After my parents announced that they were divorcing, I can remember my grandmother telling me that she wasn't entirely surprised.  While she was upset about the news, the one thing I remember her telling me is that my parents "never did anything together.  They were always going in two different directions."

It is funny what affects you.  Random comments that might not have meant too much to the person who spoke them suddenly have a profound effect on your own future.

I'd by lying if I said those words didn't stick with me.  Perhaps I take it too far sometimes.  I want to be the opposite of not doing anything together.  I want our family to do a lot together.  I plan things all the time - things that I hope we all have fun doing.  I want my sons to grow up with positive memories of doing things together as a family.

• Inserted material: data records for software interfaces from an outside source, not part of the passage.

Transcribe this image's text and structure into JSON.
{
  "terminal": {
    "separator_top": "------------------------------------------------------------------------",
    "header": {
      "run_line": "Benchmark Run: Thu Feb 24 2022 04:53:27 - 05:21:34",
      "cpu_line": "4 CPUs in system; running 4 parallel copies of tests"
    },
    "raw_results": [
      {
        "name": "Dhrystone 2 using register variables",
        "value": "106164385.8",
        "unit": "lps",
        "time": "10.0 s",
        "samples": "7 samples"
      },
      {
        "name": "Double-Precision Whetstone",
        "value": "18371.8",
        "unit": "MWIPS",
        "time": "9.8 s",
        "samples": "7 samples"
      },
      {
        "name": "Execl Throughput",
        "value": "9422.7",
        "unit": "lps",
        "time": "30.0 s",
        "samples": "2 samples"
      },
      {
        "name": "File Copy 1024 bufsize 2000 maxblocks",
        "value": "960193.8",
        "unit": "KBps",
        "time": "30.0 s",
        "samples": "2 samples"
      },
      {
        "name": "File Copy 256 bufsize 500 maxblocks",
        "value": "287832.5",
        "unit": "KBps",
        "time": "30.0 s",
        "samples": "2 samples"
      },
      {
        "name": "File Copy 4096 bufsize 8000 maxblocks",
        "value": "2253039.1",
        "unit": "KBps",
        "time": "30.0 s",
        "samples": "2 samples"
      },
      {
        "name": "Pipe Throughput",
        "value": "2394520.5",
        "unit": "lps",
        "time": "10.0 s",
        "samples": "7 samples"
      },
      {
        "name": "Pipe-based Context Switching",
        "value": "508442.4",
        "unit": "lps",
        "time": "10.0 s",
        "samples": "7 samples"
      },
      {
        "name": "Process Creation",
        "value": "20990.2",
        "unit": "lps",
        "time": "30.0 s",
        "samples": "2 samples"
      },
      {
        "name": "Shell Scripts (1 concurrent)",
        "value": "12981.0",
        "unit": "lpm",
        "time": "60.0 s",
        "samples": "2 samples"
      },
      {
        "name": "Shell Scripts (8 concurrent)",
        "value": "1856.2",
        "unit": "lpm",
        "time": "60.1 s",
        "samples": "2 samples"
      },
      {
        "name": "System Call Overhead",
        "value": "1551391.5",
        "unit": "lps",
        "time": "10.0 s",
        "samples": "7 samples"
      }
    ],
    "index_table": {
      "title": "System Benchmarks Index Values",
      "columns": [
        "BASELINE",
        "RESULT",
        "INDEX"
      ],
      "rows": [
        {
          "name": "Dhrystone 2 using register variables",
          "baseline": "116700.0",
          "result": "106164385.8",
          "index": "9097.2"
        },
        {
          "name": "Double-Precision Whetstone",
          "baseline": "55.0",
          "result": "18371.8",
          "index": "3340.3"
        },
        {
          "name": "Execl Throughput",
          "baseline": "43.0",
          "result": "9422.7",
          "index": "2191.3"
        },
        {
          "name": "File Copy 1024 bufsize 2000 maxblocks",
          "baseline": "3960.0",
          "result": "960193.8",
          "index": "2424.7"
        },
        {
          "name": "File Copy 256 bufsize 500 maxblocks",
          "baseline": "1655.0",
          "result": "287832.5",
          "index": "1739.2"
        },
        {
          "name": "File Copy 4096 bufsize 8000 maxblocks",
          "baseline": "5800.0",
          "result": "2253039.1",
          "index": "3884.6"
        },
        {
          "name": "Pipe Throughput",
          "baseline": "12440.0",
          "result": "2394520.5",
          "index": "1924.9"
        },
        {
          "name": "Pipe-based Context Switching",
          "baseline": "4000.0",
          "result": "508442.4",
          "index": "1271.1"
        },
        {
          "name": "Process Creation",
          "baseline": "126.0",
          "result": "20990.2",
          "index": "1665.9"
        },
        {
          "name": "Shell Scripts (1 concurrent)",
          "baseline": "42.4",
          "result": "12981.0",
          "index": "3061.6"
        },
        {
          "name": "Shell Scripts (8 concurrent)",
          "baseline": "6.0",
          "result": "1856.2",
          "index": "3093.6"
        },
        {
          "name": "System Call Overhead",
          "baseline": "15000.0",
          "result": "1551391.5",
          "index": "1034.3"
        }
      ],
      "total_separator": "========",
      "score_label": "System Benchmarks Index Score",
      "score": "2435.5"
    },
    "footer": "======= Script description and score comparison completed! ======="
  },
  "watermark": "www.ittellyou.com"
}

Last weekend, we went to the zoo.  I thought they'd love it.  But the day was a little hot even in the morning, and the zoo is by a river so the air is muggy.  Will was tolerant.  Matt didn't care about the animals - he was more interested in running away (which meant I had to give chase).  And Luke... the one who I thought would be most excited by seeing lions and elephants and giraffes... had this look on his face the entire time:

It would appear that I had planned too much.  They were telling me that they'd had enough.  And I can take a hint.  My slightly unnatural compulsion to have us on the go is no match for three tantruming kids.

So this past weekend, we stuck close to home.  Instead of our earlier plans to put Luke in taekwondo and Will in hippotherapy, we decided that our family was better suited for a pool membership.  Together, but low key.  It put us all on the same course instead of pulling us in several different directions.  We went to the pool twice this past weekend, not worrying how long we stayed or who just wanted to sit on the deck. 

It was awesome.  And look whose got a new attitude: